START Provided material

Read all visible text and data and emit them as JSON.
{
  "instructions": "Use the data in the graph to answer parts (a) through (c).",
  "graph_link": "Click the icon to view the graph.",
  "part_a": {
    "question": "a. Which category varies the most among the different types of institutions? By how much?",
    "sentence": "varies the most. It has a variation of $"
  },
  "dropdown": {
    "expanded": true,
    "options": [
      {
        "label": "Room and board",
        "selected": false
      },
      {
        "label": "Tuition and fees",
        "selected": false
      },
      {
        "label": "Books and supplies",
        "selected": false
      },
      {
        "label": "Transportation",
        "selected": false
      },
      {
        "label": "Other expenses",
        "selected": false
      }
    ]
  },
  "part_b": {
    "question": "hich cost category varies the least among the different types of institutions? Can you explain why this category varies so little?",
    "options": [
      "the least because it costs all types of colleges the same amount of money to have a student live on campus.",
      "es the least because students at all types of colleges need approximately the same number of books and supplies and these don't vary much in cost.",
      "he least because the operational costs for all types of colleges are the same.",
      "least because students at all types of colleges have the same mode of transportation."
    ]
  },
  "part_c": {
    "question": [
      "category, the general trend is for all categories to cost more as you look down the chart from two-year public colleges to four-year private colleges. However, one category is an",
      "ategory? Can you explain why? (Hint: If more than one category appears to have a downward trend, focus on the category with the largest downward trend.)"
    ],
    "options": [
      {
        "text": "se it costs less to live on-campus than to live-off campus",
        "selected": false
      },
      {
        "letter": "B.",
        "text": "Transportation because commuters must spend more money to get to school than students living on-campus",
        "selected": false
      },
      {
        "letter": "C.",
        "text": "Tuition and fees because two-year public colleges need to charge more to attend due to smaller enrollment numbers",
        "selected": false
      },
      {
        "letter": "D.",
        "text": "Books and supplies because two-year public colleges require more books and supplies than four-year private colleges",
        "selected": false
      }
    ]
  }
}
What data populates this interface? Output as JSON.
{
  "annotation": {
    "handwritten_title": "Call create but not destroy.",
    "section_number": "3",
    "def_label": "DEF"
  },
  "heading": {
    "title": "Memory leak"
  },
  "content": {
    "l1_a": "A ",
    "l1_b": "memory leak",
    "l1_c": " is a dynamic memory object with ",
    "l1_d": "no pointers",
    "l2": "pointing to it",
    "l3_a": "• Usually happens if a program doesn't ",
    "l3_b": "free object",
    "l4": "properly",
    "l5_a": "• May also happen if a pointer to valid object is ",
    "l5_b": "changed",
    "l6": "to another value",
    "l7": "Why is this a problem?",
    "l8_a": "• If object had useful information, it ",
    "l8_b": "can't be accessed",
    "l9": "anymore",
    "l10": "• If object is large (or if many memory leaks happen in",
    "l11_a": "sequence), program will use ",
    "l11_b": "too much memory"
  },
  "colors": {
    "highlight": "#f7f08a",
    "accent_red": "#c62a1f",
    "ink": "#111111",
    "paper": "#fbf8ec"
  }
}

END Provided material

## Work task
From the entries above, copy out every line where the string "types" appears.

## Result
    "question": "a. Which category varies the most among the different types of institutions? By how much?",
    "question": "hich cost category varies the least among the different types of institutions? Can you explain why this category varies so little?",
      "the least because it costs all types of colleges the same amount of money to have a student live on campus.",
      "es the least because students at all types of colleges need approximately the same number of books and supplies and these don't vary much in cost.",
      "he least because the operational costs for all types of colleges are the same.",
      "least because students at all types of colleges have the same mode of transportation."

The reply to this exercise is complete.